The media giants have been very clear in their position. You don't own your content, you have a license to view/use it from them. In their eyes, you're not allowed to make a backup copy, install it on your iPod, watch it on a device built for a foreign region, etc., because the license they set all the terms for doesn't cover that.
This isn't fair in any eyes but theirs, of course, but let's say, for the purposes of argument, that it's all true.
Now, take one of those shiny discs, with the content you've licensed. Gaze at it warmly. Fondle its smooth digital surface. Hold it up to the light and marvel at the way the light refracts. Take out a key, and put a big scratch across it. Try to play it in your device. Go ahead, I'll wait.
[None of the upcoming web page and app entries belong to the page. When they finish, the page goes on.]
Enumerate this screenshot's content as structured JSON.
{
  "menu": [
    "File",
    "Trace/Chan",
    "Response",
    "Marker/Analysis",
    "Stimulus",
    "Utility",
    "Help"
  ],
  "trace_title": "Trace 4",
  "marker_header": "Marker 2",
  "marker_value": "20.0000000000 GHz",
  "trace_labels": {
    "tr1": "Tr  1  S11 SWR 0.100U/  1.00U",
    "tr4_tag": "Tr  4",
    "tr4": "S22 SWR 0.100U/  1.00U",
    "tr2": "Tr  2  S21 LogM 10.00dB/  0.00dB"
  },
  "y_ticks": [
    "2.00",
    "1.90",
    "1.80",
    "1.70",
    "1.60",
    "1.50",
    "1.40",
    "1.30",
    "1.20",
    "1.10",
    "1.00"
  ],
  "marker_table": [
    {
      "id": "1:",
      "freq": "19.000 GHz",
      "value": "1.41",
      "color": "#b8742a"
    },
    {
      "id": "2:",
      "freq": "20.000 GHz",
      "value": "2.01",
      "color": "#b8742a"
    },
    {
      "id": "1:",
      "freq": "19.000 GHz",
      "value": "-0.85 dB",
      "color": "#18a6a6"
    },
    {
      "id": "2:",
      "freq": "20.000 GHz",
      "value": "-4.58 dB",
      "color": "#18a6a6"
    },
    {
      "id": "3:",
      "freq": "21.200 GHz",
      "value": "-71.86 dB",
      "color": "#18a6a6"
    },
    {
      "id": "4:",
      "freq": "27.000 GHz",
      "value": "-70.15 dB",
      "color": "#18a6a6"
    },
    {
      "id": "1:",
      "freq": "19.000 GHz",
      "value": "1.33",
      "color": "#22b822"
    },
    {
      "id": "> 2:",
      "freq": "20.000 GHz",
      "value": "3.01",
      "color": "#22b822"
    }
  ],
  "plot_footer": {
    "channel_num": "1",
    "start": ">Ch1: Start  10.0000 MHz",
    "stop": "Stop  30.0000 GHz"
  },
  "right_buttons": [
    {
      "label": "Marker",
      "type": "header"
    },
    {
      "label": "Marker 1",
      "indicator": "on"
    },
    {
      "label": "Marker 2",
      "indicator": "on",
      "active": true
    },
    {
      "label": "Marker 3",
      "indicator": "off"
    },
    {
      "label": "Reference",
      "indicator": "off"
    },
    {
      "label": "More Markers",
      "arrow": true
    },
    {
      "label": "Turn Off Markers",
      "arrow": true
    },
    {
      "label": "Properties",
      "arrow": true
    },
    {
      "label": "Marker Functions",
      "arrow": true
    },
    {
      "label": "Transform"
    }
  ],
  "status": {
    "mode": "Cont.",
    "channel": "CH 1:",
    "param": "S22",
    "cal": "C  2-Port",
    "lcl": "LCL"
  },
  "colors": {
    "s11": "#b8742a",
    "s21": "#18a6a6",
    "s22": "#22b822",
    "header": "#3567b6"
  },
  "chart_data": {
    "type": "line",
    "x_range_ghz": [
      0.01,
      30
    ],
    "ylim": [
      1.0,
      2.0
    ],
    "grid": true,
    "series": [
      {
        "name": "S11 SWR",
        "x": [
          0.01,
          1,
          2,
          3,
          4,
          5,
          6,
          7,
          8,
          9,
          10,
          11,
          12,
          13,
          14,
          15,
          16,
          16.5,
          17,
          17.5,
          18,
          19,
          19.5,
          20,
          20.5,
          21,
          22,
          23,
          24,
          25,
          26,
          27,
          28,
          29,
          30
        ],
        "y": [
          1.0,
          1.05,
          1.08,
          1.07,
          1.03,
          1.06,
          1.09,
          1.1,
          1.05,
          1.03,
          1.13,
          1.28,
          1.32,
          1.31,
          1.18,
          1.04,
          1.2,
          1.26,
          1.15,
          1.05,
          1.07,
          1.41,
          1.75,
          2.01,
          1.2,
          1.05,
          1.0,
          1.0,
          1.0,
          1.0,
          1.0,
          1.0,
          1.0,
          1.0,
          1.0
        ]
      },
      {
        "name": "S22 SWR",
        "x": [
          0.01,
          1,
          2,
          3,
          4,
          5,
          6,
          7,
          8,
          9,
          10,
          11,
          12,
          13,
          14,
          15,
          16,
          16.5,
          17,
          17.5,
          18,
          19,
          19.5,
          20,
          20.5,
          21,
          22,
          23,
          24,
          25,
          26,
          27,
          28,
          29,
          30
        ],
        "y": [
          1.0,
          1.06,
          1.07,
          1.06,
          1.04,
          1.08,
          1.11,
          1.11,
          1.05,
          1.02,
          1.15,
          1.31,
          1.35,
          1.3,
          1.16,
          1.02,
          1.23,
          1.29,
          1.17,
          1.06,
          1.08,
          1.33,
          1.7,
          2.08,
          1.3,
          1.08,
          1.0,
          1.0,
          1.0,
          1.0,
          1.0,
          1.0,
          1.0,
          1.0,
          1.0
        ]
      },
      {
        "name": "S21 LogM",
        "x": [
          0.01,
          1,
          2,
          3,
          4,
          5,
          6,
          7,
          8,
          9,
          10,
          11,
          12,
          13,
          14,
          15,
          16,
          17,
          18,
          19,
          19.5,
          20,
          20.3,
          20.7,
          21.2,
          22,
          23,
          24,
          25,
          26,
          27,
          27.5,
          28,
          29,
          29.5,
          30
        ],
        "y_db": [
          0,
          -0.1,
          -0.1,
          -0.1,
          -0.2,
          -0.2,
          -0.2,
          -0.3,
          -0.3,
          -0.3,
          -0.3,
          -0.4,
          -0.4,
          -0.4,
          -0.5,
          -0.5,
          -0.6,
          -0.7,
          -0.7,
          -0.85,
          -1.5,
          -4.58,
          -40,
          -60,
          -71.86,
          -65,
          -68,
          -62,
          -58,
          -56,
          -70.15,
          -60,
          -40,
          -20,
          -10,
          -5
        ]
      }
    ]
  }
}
Doesn't work anymore, right? But you paid good money for the license to view that content. Call the content owner up, and ask for a replacement. Patiently explain that since you already paid your $25 for a license to use the content, and they said you couldn't back it up, that you should be entitled to a new copy for the $1 or $2 cost of the media alone.
Did they say no? Fancy that. Where is all the convoluted language about licensing and right-to-view now? Is it possible that when the media is intact, you license the content, but as soon as it's scratched, you own it? Looks like it to me.
Could it be, in the end, that the huge quest to control your ability to copy content you buy, all in the name of preventing piracy, is really all about selling you the same thing over and over again?